- Rudyard Kipling, The Jungle Books
- Dion Clayton Calthrop, The Guide to Fairyland
- H. G. Wells, Tono-Bungay
- John Buchan, Witch Wood
- Mulk Raj Anand, Untouchable
- George Orwell, Animal Farm
- Don Marquis, The Annotated Archy and Mehitabel
- Lawrence Durrell, The Alexandria Quartet
- Henry Miller, Tropic of Cancer
- Mikhail Bulgakov, The Master and Margarita
- Saadat Hasan Manto, every short story he ever wrote
- John Steinbeck, Tortilla Flat
- J. R. R. Tolkien, The Lord of the Rings
- William Golding, Pincher Martin
- Vladimir Nabokov, Ada
- Nikos Kazantzakis, The Odyssey: A Modern Sequel
- Gerald Durrell, My Family and Other Animals
- Terry Southern, Blue Movie
- Hunter S. Thompson, Fear and Loathing in Las Vegas
- Susan Wills Goss, Memory's Dancer
- Iris Murdoch, The Sea, the Sea
- Paul Scott, Staying On
- Umberto Eco, Foucault's Pendulum
- Salman Rushdie, Midnight's Children
- Julian Barnes, Flaubert's Parrot
- Kazuo Ishiguro, The Unconsoled
- Annie Proulx, The Shipping News
- Richard Flanagan, Gould's Book of Fish
I hate to choose, but if forced, I'll say Lawrence Durrell. His work is not
to everyone's taste, but he was a writer's writer and had lived a very romantic,
literary life, ending up in the south of France, not far from where we now live.
Nearly thirty years ago, Vickie and I backpacked around France in a sort of
homage. I carried a portable typewriter and recall tapping away on a table under
a tree with ripe plums splatting all around, smoldering Gitane and glass of wine
to hand. I felt like a real writer, just like Larry Durrell.
MT: Do you have any tips for the aspiring writer?
IS: Work hard and don't give up. Don't be discouraged if you can't find an
agent or a publisher. The Internet is changing things. There are now many more
ways to find a readership. Believe in your characters, and write for the sheer

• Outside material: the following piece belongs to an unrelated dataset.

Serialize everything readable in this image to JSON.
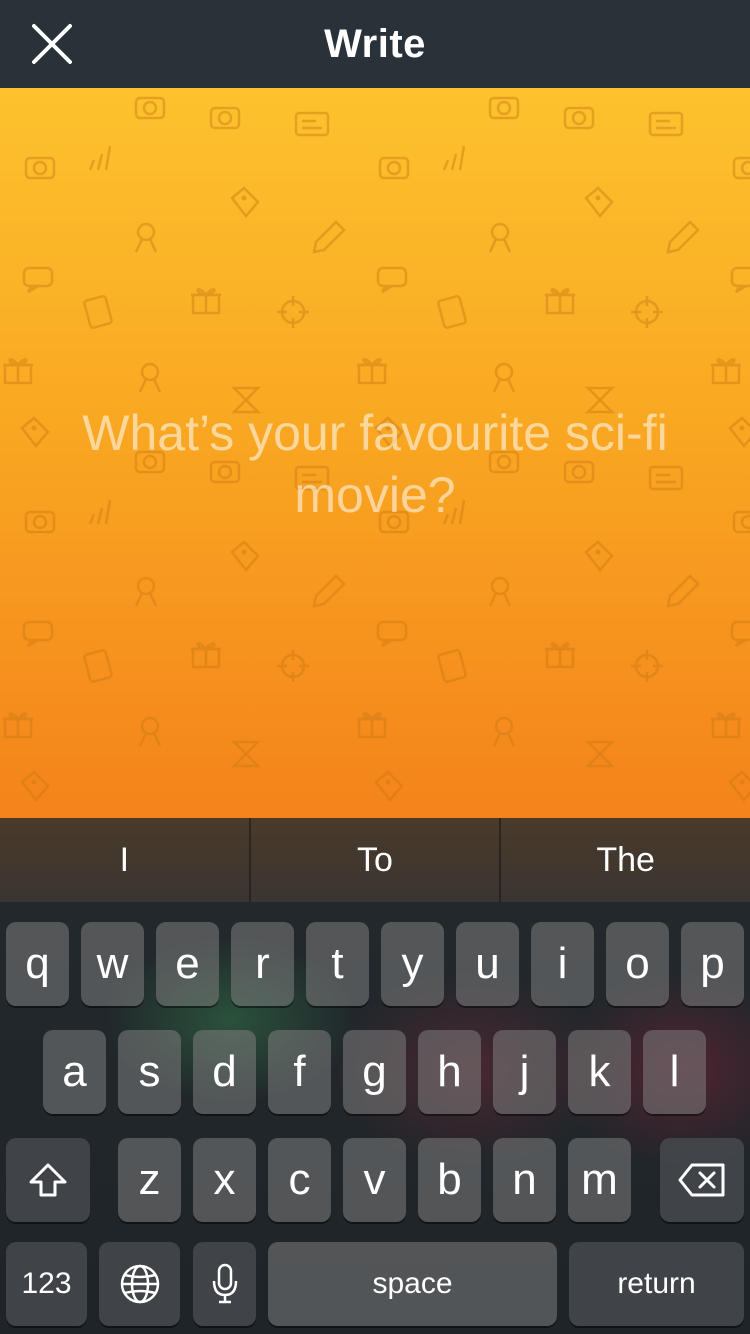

joy of it. I have some stuff for writers on my Web site, www.indrasinha.com,
plus an even longer list of classic fiction.
MT: Anything else you would like to say?
IS: Buy Animal's People, or Animal will get you.